> [YOUR TASK] Could you report every line from the entries that includes the word "JSON"?

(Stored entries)
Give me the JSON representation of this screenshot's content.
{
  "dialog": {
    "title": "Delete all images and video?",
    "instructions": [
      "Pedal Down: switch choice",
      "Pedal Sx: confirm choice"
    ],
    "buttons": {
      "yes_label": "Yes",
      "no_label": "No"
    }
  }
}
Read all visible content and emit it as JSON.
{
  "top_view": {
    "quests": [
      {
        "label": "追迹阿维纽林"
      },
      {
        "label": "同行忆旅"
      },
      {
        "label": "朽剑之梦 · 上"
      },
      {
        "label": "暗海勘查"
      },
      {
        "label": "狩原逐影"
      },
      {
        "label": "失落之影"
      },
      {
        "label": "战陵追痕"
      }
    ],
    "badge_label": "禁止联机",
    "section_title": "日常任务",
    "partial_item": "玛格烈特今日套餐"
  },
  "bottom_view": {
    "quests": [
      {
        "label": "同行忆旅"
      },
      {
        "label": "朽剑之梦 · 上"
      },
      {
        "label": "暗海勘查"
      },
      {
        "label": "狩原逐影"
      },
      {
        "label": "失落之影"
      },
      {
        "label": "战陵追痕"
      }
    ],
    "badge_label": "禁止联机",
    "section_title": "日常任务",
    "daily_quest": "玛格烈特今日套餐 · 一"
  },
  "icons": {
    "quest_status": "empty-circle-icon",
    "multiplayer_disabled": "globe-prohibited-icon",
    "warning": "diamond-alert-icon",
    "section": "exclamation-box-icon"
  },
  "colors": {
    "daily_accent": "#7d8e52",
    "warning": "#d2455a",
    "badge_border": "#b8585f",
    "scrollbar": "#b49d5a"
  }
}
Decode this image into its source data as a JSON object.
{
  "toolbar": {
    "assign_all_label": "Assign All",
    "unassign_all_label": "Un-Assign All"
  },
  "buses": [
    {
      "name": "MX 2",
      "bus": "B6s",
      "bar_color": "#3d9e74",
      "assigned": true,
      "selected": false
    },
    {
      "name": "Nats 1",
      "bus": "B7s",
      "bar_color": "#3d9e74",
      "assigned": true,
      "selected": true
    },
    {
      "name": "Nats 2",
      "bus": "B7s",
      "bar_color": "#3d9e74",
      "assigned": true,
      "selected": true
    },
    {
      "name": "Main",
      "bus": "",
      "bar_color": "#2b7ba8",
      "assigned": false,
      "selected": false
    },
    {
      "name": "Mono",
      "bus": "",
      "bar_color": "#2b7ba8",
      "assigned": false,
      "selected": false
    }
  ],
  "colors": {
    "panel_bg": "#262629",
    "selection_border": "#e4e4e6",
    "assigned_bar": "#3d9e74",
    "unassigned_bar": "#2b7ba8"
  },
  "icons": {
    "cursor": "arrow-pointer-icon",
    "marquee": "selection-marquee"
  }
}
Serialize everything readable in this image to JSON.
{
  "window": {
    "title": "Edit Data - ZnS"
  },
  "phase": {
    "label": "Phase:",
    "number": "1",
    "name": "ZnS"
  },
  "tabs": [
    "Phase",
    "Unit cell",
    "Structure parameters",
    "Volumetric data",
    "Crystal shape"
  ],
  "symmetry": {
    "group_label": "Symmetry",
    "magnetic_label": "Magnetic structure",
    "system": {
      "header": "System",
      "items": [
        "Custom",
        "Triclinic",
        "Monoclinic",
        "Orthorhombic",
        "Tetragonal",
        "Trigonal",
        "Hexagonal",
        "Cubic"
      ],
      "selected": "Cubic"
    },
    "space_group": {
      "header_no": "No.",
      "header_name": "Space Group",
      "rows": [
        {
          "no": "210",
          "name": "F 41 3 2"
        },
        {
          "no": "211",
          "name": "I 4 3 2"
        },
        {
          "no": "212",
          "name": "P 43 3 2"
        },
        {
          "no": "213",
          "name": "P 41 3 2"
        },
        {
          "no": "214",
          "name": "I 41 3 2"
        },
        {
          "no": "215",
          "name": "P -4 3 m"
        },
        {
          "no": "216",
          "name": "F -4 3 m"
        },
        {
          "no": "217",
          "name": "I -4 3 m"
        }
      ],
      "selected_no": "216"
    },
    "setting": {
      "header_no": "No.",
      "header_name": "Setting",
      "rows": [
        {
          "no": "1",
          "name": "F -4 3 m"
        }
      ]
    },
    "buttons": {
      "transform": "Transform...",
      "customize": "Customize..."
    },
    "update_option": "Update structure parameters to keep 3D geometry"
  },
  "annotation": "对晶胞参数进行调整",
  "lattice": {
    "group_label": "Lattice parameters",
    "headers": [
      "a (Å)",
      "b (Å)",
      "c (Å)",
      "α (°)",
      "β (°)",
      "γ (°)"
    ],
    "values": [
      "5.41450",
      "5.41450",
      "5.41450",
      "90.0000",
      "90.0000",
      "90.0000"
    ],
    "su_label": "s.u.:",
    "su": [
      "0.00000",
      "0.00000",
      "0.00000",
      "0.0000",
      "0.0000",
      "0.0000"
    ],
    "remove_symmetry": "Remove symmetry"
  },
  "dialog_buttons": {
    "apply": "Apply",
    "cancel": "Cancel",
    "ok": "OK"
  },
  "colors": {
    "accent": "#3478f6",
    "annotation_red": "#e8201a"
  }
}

> [WRITTEN ANSWER]
Give me the JSON representation of this screenshot's content.
Read all visible content and emit it as JSON.
Decode this image into its source data as a JSON object.
Serialize everything readable in this image to JSON.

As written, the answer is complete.